If you’d like to meet the lake monster of Camp Zaagaigan, and the other horrors that can be found in Fossil Lake, you can order your own copy of the ebook right here for only $2.99.

I loved going to summer camp each year.  But sometimes, what you love can be the death of you.


The Choosing of Names

Let me tell you a secret. My name isn’t actually Nathan Barra. I chose to write under a pen name for two reasons. First, I work in a very conservative industry, and have written several internal and external publications under my real name. I’m worried that publishing fiction under my true name would damage my credibility in my day job. Second, I consider my name to be unGooglable. Pretty much everyone I have ever had read my name has mispronounced it, and anyone I have tried to dictated to has misspelled it. In this day of search bars in social media, that is unacceptable.

Regardless of your reason, picking the right name is an art. These days, authors sell themselves as much as they sell their books. So, if you’re going to take the time to choose a pen name, what does it take to choose a good one?

5. A good pen name is multilingual.
With the Internet and the global economy, an author’s words are no longer limited to a local geo-market. Something written on one continent can and likely will be sold on the others. Therefore, it behooves the author to pick a name that is easily pronounceable in most major linguistic families. Go to translate.google.com, type “His name is…” and listen to how the name is pronounced in a bunch of different languages. Is it still comprehendible, or even better, similar?

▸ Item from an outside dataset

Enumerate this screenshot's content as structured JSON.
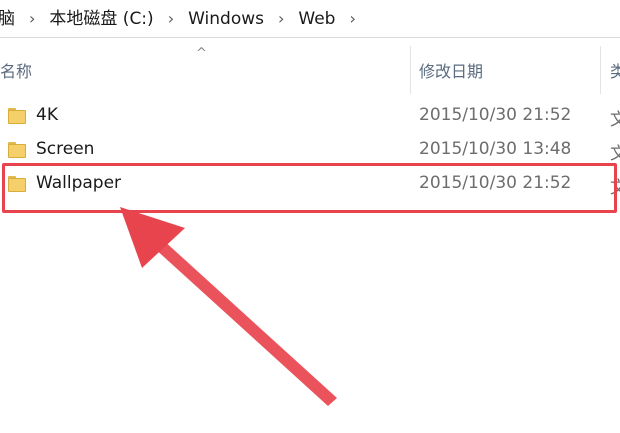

4. A good pen name matches the brand.
Authorial brands are built on names, so the name must fit within the brand the author is trying to establish. For example, in urban fantasy, where I like to read and write, many authors have two part names. Examples include Jim Butcher, Richelle Mead, Patricia Briggs, Larry Correia, and Jennifer Estep. I too chose a two part name to help me fit in and make it easier to design a cover that is clearly urban fantasy.

3. A good pen name is memorable.
John Jacob Jingleheimer Schmidt would make a lousy pen name for many reasons. Without the tune, I can’t remember it, and in fact had to Google the end of the name and the spelling’s. Though most publishers try to avoid it, there are still a number of books with the same or similar titles, only distinguishable by who wrote them. When someone recommends a book, they often will be recommending the author simultaneously. How can they do that if they don’t remember the name?

2. A good pen name is easy to spell.
The biggest problem with my real name is that even after shortening it, I’ve had it misspelled and mispronounced countless times. In this day of online retailers, search engines and social media, a name that is easy to spell is essential. I need someone to be able to search me, friend me, tweet me, and find me on Amazon.  I chose Nathan because there aren’t variations on that name. Barra is a bit riskier, as it can be spelled with one r or two, but in the end, the name is still simple enough that I don’t think it’ll be much of a problem.

1. A good pen name does not already have an online presence.
When I was choosing my pen name, I did a search to ensure two things. First, I made sure that NathanBarra.com was available, which it was. Then, I searched to ensure that there weren’t too many Nathan Barras on Facebook, Twitter and Amazon. Facebook had the most, but none of them seem to be particularly active in writing circles. The last thing I would want is for someone to search for me, and then find some other Nathan Barra talking trash and making me look bad. These days, a strong online presence is essential. This doesn’t look like it’s going to change.